Prisoners of the past
Author: Richard Jobson

This book examines the impact that nostalgia has had on the Labour Party’s political development since 1951. In contrast to existing studies that have emphasised the role played by modernity, it argues that nostalgia has defined Labour’s identity and determined the party’s trajectory over time. It outlines how Labour, at both an elite and a grassroots level, has been and remains heavily influenced by a nostalgic commitment to an era of heroic male industrial working-class struggle. This commitment has hindered policy discussion, determined the form that the modernisation process has taken and shaped internal conflict and cohesion. More broadly, Labour’s emotional attachment to the past has made it difficult for the party to adjust to the socioeconomic changes that have taken place in Britain. In short, nostalgia has frequently left the party out of touch with the modern world. In this way, this book offers an assessment of Labour’s failures to adapt to the changing nature and demands of post-war Britain.

Susan Park

risk insurer identity: MIGA underwrites projects in developing countries rather than investing in a project sponsor like IFC or lending for a development project like the Bank.1 MIGA’s once removed position in the development process makes it less responsive to TEAN socialisation and until recently pointed to limited change rather than the more pervasive understandings of sustainable development that took hold within the World Bank’s lending and IFC’s corporate financing. MIGA’s early reactive and reluctant stance is evidence of its resistance to norms of sustainable

in World Bank Group interactions with environmentalists
Community engagement and lifelong learning
Author: Peter Mayo

In this broad sweep, Mayo explores dominant European discourses of higher education, in the contexts of different globalisations and neoliberalism, and examines its extension to a specific region. It explores alternatives in thinking and practice including those at the grassroots, also providing a situationally grounded project of university–community engagement. Signposts for further directions for higher education lifelong learning, with a social justice purpose, are provided.

Open Access (free)
Environmental justice and citizen science in a post-truth age
Editors: Thom Davies and Alice Mah

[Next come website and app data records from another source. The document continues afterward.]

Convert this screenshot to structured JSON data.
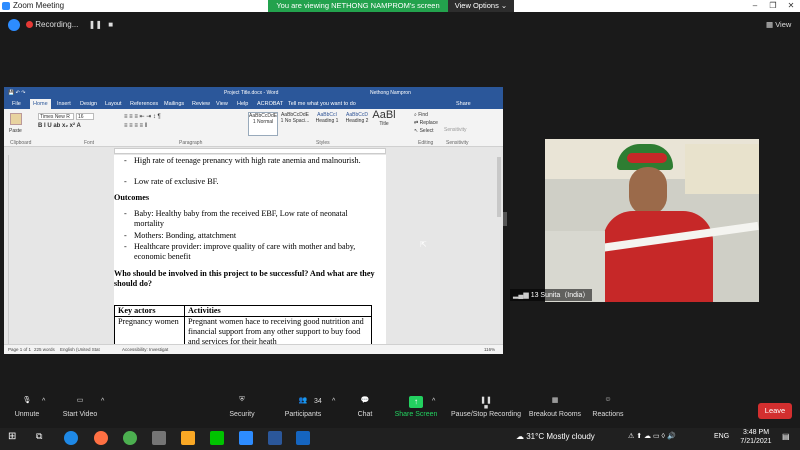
{
  "zoom": {
    "title": "Zoom Meeting",
    "viewing_banner": "You are viewing NETHONG NAMPROM's screen",
    "view_options": "View Options",
    "recording_label": "Recording...",
    "view_label": "View"
  },
  "word": {
    "doc_title": "Project Title.docx - Word",
    "user_name": "Nethong Nampron",
    "share_label": "Share",
    "tabs": [
      "File",
      "Home",
      "Insert",
      "Design",
      "Layout",
      "References",
      "Mailings",
      "Review",
      "View",
      "Help",
      "ACROBAT",
      "Tell me what you want to do"
    ],
    "ribbon": {
      "paste": "Paste",
      "font_name": "Times New R",
      "font_size": "16",
      "styles": [
        "AaBbCcDdE",
        "AaBbCcDdE",
        "AaBbCcI",
        "AaBbCcD",
        "AaBl"
      ],
      "style_names": [
        "1 Normal",
        "1 No Spaci...",
        "Heading 1",
        "Heading 2",
        "Title"
      ],
      "find": "Find",
      "replace": "Replace",
      "select": "Select",
      "sensitivity": "Sensitivity",
      "groups": [
        "Clipboard",
        "Font",
        "Paragraph",
        "Styles",
        "Editing",
        "Sensitivity"
      ]
    },
    "page": {
      "bullets_top": [
        "High rate of teenage prenancy with high rate anemia and malnourish.",
        "Low rate of exclusive BF."
      ],
      "outcomes_heading": "Outcomes",
      "outcomes": [
        "Baby: Healthy baby from the received EBF, Low rate of neonatal mortality",
        "Mothers: Bonding, attatchment",
        "Healthcare provider: improve quality of care with mother and baby, economic benefit"
      ],
      "question": "Who should be involved in this project to be successful? And what are they should do?",
      "table_headers": [
        "Key actors",
        "Activities"
      ],
      "table_rows": [
        [
          "Pregnancy women",
          " Pregnant women hace to receiving good nutrition and financial support from any other support to buy food and services for their heath"
        ]
      ]
    },
    "status": {
      "page": "Page 1 of 1",
      "words": "225 words",
      "language": "English (United Stat",
      "accessibility": "Accessibility: Investigat",
      "zoom": "116%"
    }
  },
  "video": {
    "participant_label": "13 Sunita（India）"
  },
  "toolbar": {
    "unmute": "Unmute",
    "start_video": "Start Video",
    "security": "Security",
    "participants": "Participants",
    "participants_count": "34",
    "chat": "Chat",
    "share_screen": "Share Screen",
    "record": "Pause/Stop Recording",
    "breakout": "Breakout Rooms",
    "reactions": "Reactions",
    "leave": "Leave"
  },
  "taskbar": {
    "weather": "31°C  Mostly cloudy",
    "lang": "ENG",
    "time": "3:48 PM",
    "date": "7/21/2021"
  },
  "colors": {
    "zoom_green": "#23a24d",
    "word_blue": "#2b579a",
    "leave_red": "#d32f2f",
    "share_green": "#23d160"
  }
}
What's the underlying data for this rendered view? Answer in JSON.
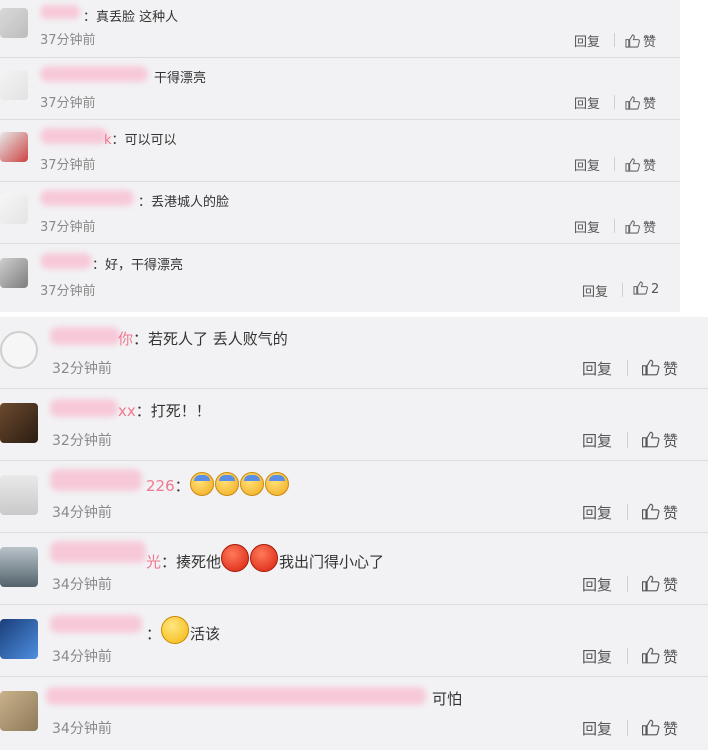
{
  "panel_a": {
    "comments": [
      {
        "user_suffix": "",
        "text": "：真丢脸 这种人",
        "time": "37分钟前",
        "reply": "回复",
        "like": "赞"
      },
      {
        "user_suffix": "",
        "text": "干得漂亮",
        "time": "37分钟前",
        "reply": "回复",
        "like": "赞"
      },
      {
        "user_suffix": "k",
        "text": "：可以可以",
        "time": "37分钟前",
        "reply": "回复",
        "like": "赞"
      },
      {
        "user_suffix": "",
        "text": "：丢港城人的脸",
        "time": "37分钟前",
        "reply": "回复",
        "like": "赞"
      },
      {
        "user_suffix": "",
        "text": "：好，干得漂亮",
        "time": "37分钟前",
        "reply": "回复",
        "like": "2"
      }
    ]
  },
  "panel_b": {
    "comments": [
      {
        "user_suffix": "你",
        "text": "：若死人了 丢人败气的",
        "time": "32分钟前",
        "reply": "回复",
        "like": "赞"
      },
      {
        "user_suffix": "xx",
        "text": "：打死！！",
        "time": "32分钟前",
        "reply": "回复",
        "like": "赞"
      },
      {
        "user_suffix": "226",
        "text": "：",
        "time": "34分钟前",
        "reply": "回复",
        "like": "赞",
        "emoji": [
          "sweat-emoji",
          "sweat-emoji",
          "sweat-emoji",
          "sweat-emoji"
        ]
      },
      {
        "user_suffix": "光",
        "text": "：揍死他",
        "text_after": "我出门得小心了",
        "time": "34分钟前",
        "reply": "回复",
        "like": "赞",
        "emoji": [
          "angry-emoji",
          "angry-emoji"
        ]
      },
      {
        "user_suffix": "",
        "text": "：",
        "text_after": "活该",
        "time": "34分钟前",
        "reply": "回复",
        "like": "赞",
        "emoji": [
          "grin-emoji"
        ]
      },
      {
        "user_suffix": "",
        "text": "可怕",
        "time": "34分钟前",
        "reply": "回复",
        "like": "赞"
      }
    ]
  },
  "colors": {
    "username": "#f0788f",
    "panel_bg": "#f2f2f4",
    "text": "#333333",
    "meta": "#8a8a8a"
  }
}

This book examines the relationship between environmental justice and citizen science, focusing on enduring issues and new challenges in a post-truth age. Debates over science, facts, and values have always been pivotal within environmental justice struggles. For decades, environmental justice activists have campaigned against the misuses of science, while at the same time engaging in community-led citizen science. However, post-truth politics has threatened science itself. This book makes the case for the importance of science, knowledge, and data that are produced by and for ordinary people living with environmental risks and hazards. The international, interdisciplinary contributions range from grassroots environmental justice struggles in American hog country and contaminated indigenous communities, to local environmental controversies in Spain and China, to questions about “knowledge justice,” citizenship, participation, and data in citizen science surrounding toxicity. The book features inspiring studies of community-based participatory environmental health and justice research; different ways of sensing, witnessing, and interpreting environmental injustice; political strategies for seeking environmental justice; and ways of expanding the concepts and forms of engagement of citizen science around the world. While the book will be of critical interest to specialists in social and environmental sciences, it will also be accessible to graduate and postgraduate audiences. More broadly, the book will appeal to members of the public interested in social justice issues, as well as community members who are thinking about participating in citizen science and activism. Toxic Truths includes distinguished contributing authors in the field of environmental justice, alongside cutting-edge research from emerging scholars and community activists.